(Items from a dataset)
-*-

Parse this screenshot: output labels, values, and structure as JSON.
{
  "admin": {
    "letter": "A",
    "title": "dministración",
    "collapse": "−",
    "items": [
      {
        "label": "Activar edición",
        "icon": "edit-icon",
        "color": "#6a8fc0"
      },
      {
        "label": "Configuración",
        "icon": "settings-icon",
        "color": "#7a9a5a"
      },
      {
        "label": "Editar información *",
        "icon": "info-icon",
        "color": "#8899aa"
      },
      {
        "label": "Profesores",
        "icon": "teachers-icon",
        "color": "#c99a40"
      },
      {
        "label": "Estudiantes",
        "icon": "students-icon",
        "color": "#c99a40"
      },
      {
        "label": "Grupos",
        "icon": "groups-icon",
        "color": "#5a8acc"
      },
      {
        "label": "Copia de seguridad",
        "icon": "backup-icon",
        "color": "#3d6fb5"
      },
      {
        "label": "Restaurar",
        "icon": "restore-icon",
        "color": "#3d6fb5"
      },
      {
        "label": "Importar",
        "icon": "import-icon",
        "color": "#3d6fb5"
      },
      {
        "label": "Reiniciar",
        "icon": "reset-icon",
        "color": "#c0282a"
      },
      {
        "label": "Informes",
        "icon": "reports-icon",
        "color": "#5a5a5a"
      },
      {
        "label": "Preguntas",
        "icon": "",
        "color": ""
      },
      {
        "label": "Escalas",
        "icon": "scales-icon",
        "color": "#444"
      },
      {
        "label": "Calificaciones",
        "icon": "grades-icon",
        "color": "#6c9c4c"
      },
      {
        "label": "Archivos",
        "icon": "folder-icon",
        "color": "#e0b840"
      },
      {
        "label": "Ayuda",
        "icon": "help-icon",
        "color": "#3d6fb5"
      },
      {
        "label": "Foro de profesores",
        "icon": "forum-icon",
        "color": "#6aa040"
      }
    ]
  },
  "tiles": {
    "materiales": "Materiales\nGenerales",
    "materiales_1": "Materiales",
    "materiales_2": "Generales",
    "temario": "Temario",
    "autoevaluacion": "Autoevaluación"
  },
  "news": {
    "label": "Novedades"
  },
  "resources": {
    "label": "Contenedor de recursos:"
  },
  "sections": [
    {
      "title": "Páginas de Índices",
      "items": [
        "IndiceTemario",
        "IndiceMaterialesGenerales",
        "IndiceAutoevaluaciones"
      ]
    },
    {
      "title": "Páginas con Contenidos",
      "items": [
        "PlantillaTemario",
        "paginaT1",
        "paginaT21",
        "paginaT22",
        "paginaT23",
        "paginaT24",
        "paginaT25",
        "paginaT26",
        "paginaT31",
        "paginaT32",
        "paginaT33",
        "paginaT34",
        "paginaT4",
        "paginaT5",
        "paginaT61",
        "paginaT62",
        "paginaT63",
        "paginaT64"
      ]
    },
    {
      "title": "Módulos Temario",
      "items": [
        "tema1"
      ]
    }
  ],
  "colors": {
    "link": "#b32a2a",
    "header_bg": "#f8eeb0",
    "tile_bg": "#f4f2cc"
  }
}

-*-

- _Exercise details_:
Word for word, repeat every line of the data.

- _Task result_:
Parse this screenshot: output labels, values, and structure as JSON.
{
  "admin": {
    "letter": "A",
    "title": "dministración",
    "collapse": "−",
    "items": [
      {
        "label": "Activar edición",
        "icon": "edit-icon",
        "color": "#6a8fc0"
      },
      {
        "label": "Configuración",
        "icon": "settings-icon",
        "color": "#7a9a5a"
      },
      {
        "label": "Editar información *",
        "icon": "info-icon",
        "color": "#8899aa"
      },
      {
        "label": "Profesores",
        "icon": "teachers-icon",
        "color": "#c99a40"
      },
      {
        "label": "Estudiantes",
        "icon": "students-icon",
        "color": "#c99a40"
      },
      {
        "label": "Grupos",
        "icon": "groups-icon",
        "color": "#5a8acc"
      },
      {
        "label": "Copia de seguridad",
        "icon": "backup-icon",
        "color": "#3d6fb5"
      },
      {
        "label": "Restaurar",
        "icon": "restore-icon",
        "color": "#3d6fb5"
      },
      {
        "label": "Importar",
        "icon": "import-icon",
        "color": "#3d6fb5"
      },
      {
        "label": "Reiniciar",
        "icon": "reset-icon",
        "color": "#c0282a"
      },
      {
        "label": "Informes",
        "icon": "reports-icon",
        "color": "#5a5a5a"
      },
      {
        "label": "Preguntas",
        "icon": "",
        "color": ""
      },
      {
        "label": "Escalas",
        "icon": "scales-icon",
        "color": "#444"
      },
      {
        "label": "Calificaciones",
        "icon": "grades-icon",
        "color": "#6c9c4c"
      },
      {
        "label": "Archivos",
        "icon": "folder-icon",
        "color": "#e0b840"
      },
      {
        "label": "Ayuda",
        "icon": "help-icon",
        "color": "#3d6fb5"
      },
      {
        "label": "Foro de profesores",
        "icon": "forum-icon",
        "color": "#6aa040"
      }
    ]
  },
  "tiles": {
    "materiales": "Materiales\nGenerales",
    "materiales_1": "Materiales",
    "materiales_2": "Generales",
    "temario": "Temario",
    "autoevaluacion": "Autoevaluación"
  },
  "news": {
    "label": "Novedades"
  },
  "resources": {
    "label": "Contenedor de recursos:"
  },
  "sections": [
    {
      "title": "Páginas de Índices",
      "items": [
        "IndiceTemario",
        "IndiceMaterialesGenerales",
        "IndiceAutoevaluaciones"
      ]
    },
    {
      "title": "Páginas con Contenidos",
      "items": [
        "PlantillaTemario",
        "paginaT1",
        "paginaT21",
        "paginaT22",
        "paginaT23",
        "paginaT24",
        "paginaT25",
        "paginaT26",
        "paginaT31",
        "paginaT32",
        "paginaT33",
        "paginaT34",
        "paginaT4",
        "paginaT5",
        "paginaT61",
        "paginaT62",
        "paginaT63",
        "paginaT64"
      ]
    },
    {
      "title": "Módulos Temario",
      "items": [
        "tema1"
      ]
    }
  ],
  "colors": {
    "link": "#b32a2a",
    "header_bg": "#f8eeb0",
    "tile_bg": "#f4f2cc"
  }
}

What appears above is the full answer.